When I get back from a vacation, I always try to hang on to the relaxed vacation mindset as long as possible. I hope to retain some Maine on the brain — for a few days, at least.
I’m a fan of the Maine State Ferry Service. That’s because the MSFS provides regular ferry runs from points along the mainland to the islands found up and down the Maine coastline. If you’re a landlubber like me and just want to get out on the water, you don’t need to charter a boat — you can just hop on a ferry and move from point A to point B the same way the locals do.
Yesterday morning Kish and I took a ride on the Bass Harbor to Frenchboro ferry. For a mere $10 a person, the ferry takes you away from the harbor, past islands and working lobster boats, to the tiny island town of Frenchboro. If you’re just along for the ride, like we were, it’s a pleasant two-hour trip. And if you see a porpoise, as we did, it’s an even better deal.
When the left the dock at 8 a.m. sharp, some morning fog was still hugging the islands, wrapping them like a moist gray blanket, as shown in the photo above. On the open water, though, it was a brilliant, blue sky day, with lots of activity from the lobster-catching contingent.
After we cruised into the snug harbor at Frenchboro, a gaggle of locals came on board. For them, the ferry is routine stuff, and they sat up front, chatting away without a second glance at the no doubt familiar scenery. Kish and I, on the other hand, sat in the back, the better to get unimpeded views of everything going on around us. How often do flatlanders from the Midwest get a dockside view of a real working harbor and fishermen who think nothing of knocking back a can of beer at 9 a.m., the better to kick start their trip to the mainland?

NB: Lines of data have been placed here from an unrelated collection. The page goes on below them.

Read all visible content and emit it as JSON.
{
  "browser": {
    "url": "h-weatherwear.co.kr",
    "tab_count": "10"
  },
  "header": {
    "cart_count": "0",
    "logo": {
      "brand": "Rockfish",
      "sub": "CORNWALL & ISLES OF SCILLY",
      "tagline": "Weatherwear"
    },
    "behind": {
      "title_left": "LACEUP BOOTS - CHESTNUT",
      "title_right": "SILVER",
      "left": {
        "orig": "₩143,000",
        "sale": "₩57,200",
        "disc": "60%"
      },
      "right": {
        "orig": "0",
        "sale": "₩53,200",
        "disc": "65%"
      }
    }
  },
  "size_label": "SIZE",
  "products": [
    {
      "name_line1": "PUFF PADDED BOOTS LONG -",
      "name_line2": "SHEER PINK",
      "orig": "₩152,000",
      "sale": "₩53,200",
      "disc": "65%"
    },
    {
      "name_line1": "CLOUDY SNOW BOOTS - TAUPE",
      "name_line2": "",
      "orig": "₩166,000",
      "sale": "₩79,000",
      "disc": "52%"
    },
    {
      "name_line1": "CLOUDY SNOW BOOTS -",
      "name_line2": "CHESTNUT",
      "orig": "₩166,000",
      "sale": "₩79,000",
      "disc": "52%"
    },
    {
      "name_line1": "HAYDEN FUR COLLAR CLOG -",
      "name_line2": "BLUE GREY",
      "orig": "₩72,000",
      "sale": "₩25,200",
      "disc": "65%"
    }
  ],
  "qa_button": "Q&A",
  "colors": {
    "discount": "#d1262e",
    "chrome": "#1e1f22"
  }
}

When we looked into taking a ferry ride, the woman behind the desk at the ferry office recommended the Frenchboro ferry as more scenic than the Swan Island ferry, which uses a much bigger boat that also carries cars and trucks. It was good advice.
Yesterday we ventured over to Acadia National Park to hike up Mount Cadillac — the towering peak situated right on the coastline that is the first place in America struck by the rays of the rising sun. It’s a popular destination that offers staggering views of the jagged Maine coast. Most people drive up to the top — but heck, anybody can do that. Hiking up is more fun and a bit of a challenge, besides.

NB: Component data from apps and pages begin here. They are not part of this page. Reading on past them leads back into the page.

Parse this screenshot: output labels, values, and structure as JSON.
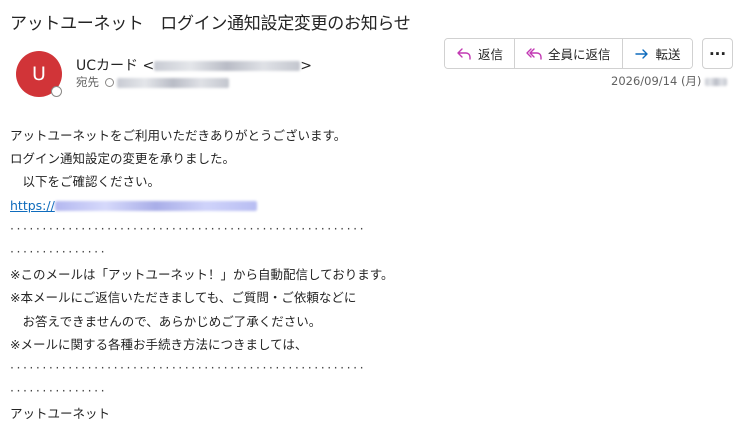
{
  "email": {
    "subject": "アットユーネット　ログイン通知設定変更のお知らせ",
    "avatar_initial": "U",
    "sender_name": "UCカード",
    "sender_open": "<",
    "sender_close": ">",
    "to_label": "宛先",
    "date": "2026/09/14 (月)"
  },
  "toolbar": {
    "reply": "返信",
    "reply_all": "全員に返信",
    "forward": "転送",
    "more": "···"
  },
  "body": {
    "line1": "アットユーネットをご利用いただきありがとうございます。",
    "line2": "ログイン通知設定の変更を承りました。",
    "line3": "　以下をご確認ください。",
    "link_prefix": "https://",
    "dots_long": "·······················································",
    "dots_short": "···············",
    "line4": "※このメールは「アットユーネット！」から自動配信しております。",
    "line5": "※本メールにご返信いただきましても、ご質問・ご依頼などに",
    "line6": "　お答えできませんので、あらかじめご了承ください。",
    "line7": "※メールに関する各種お手続き方法につきましては、",
    "signature": "アットユーネット"
  },
  "colors": {
    "avatar_bg": "#d13438",
    "link": "#0f6cbd",
    "reply_icon": "#c239b3",
    "forward_icon": "#0f6cbd"
  },
  "icons": {
    "reply": "reply-arrow-icon",
    "reply_all": "reply-all-arrow-icon",
    "forward": "forward-arrow-icon",
    "more": "more-horizontal-icon"
  }
}
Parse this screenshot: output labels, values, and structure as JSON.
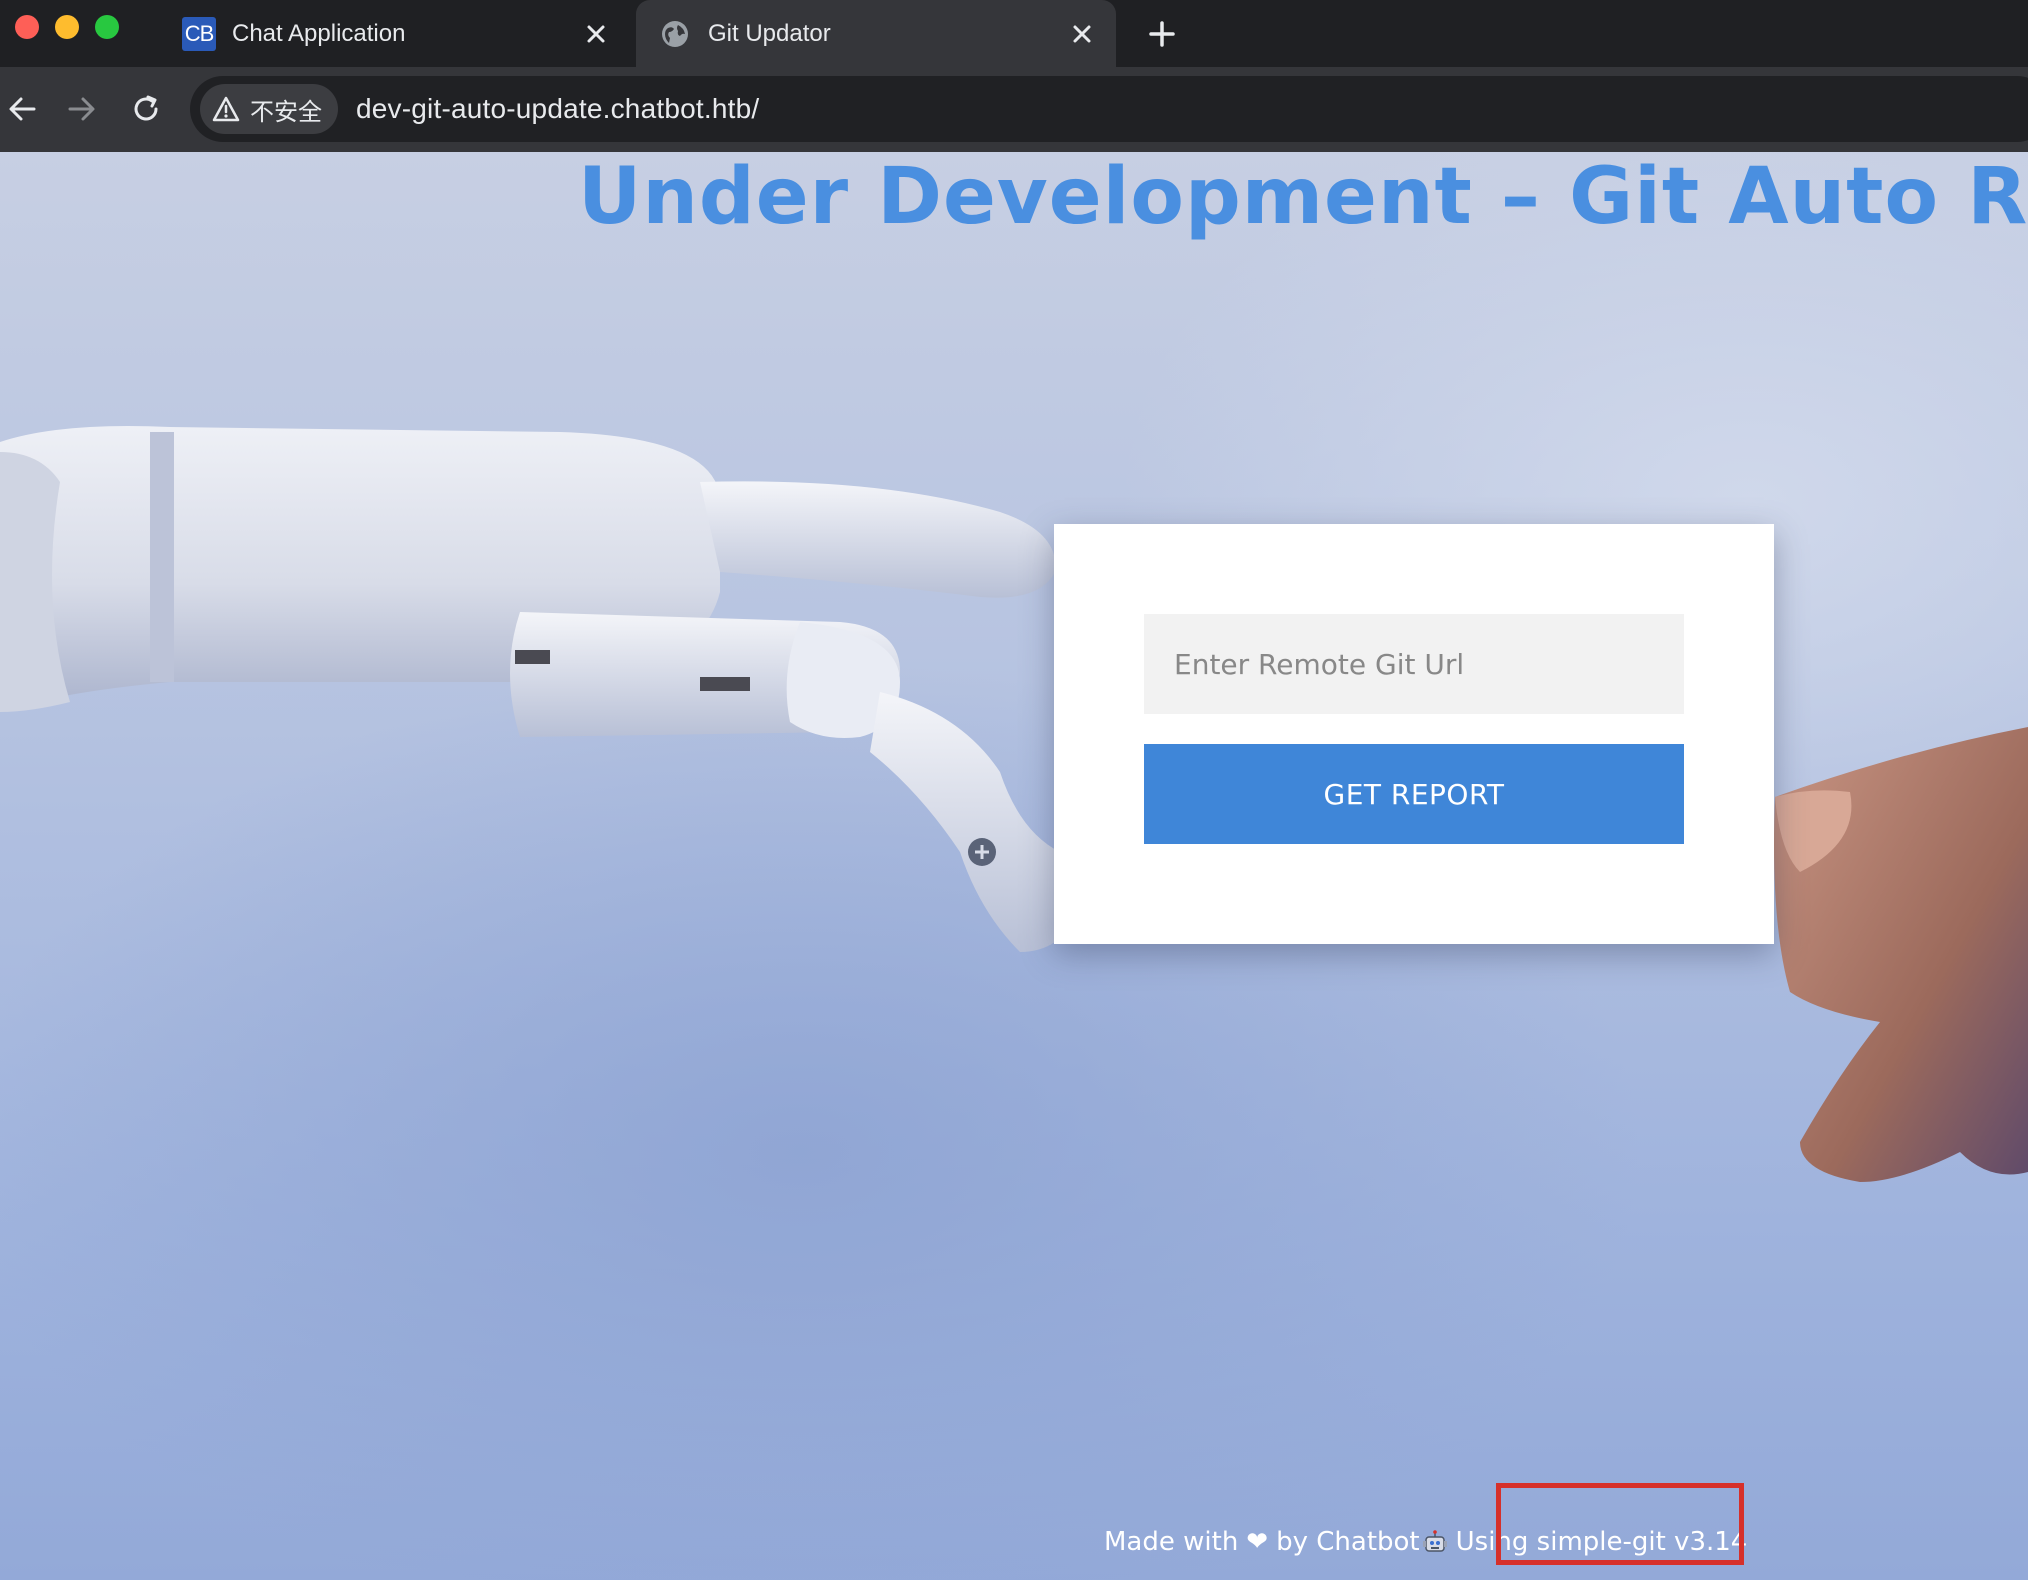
{
  "browser": {
    "tabs": [
      {
        "favicon_text": "CB",
        "title": "Chat Application",
        "active": false
      },
      {
        "title": "Git Updator",
        "active": true
      }
    ],
    "security_label": "不安全",
    "url": "dev-git-auto-update.chatbot.htb/"
  },
  "page": {
    "headline": "Under Development – Git Auto Report Ger",
    "form": {
      "input_placeholder": "Enter Remote Git Url",
      "input_value": "",
      "button_label": "GET REPORT"
    },
    "footer": {
      "made_with": "Made with",
      "heart": "❤",
      "by": "by Chatbot",
      "using": "Using simple-git v3.14"
    }
  },
  "colors": {
    "headline": "#4a8fe0",
    "button": "#3f86d8",
    "highlight": "#d6302a"
  }
}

We chose the south ridge trail, which begins along a road and, for the first mile of so, takes you through a dense, almost primeval forest. At that point you emerge above the tree line and are exposed to the first of the sweeping vistas that this hike affords — with views that just get better and better as you gain altitude. You follow blue trailblazing signs painted on trees and then on the granite of the mountain itself, as well as rock cairns that also mark the way.
The trail takes you along the granite spine of the mountain, shown in the first picture above, and you actually feel like you are moving from knob to knob on the gigantic backbone of a huge, hunched-over creature. Eventually you are treated to a commanding view in all directions and can see dozens of miles to faraway peaks in the Appalachian chain. You also pass a beautiful pond that is covered with velvety, impossibly green shoots, shown toward the middle of the photo below, and you wonder: “what is that doing way up here?”

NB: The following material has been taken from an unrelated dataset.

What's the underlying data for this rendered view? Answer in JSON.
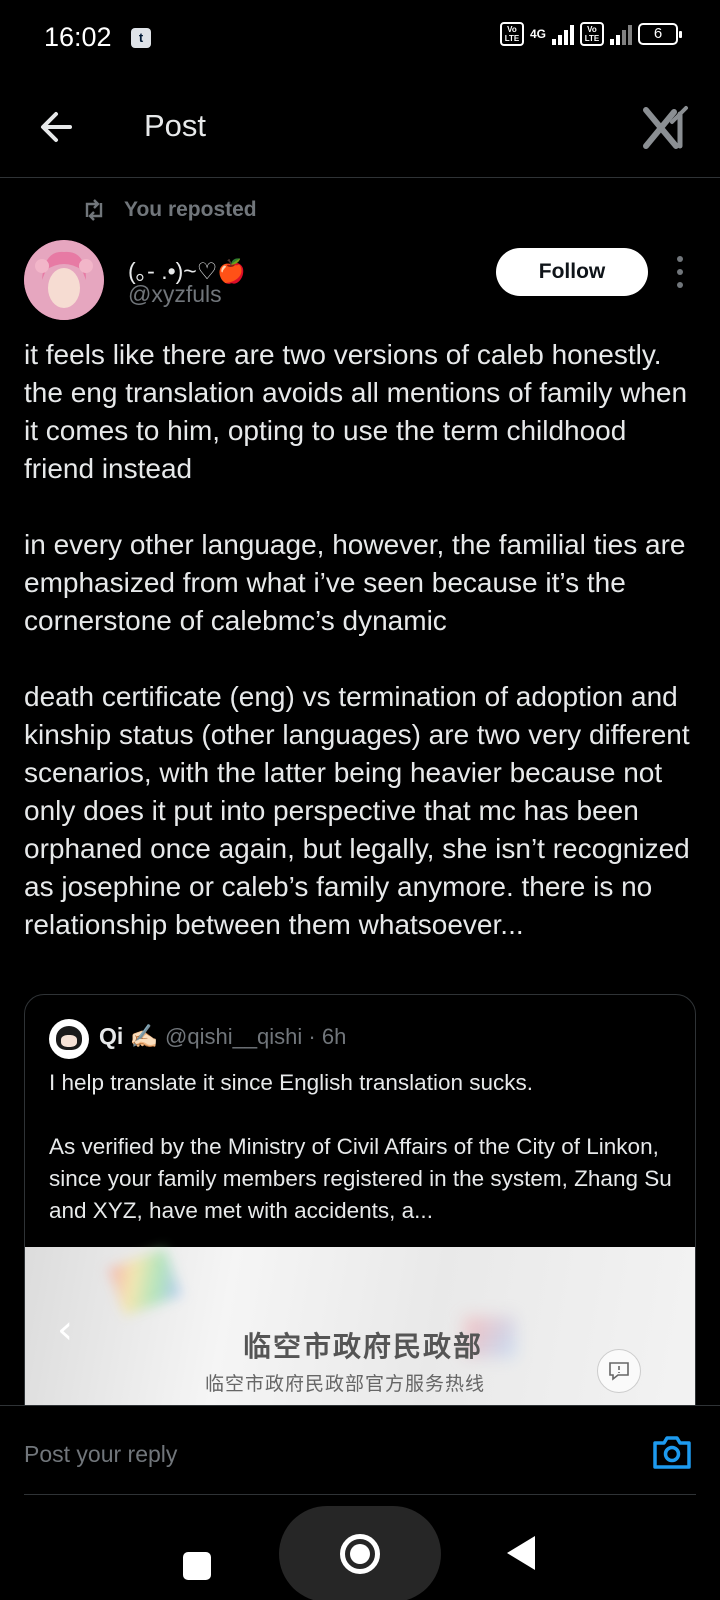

It’s not a difficult climb, but it’s a rewarding one nevertheless. When you reach the top, having clambered up the last few rock faces, you can stare slack jawed in any direction. The rocks at the top are covered with people, and no wonder — the scenery is spectacular. It’s one of those spots that simply can’t be captured in a photograph. But I’ll always remember it.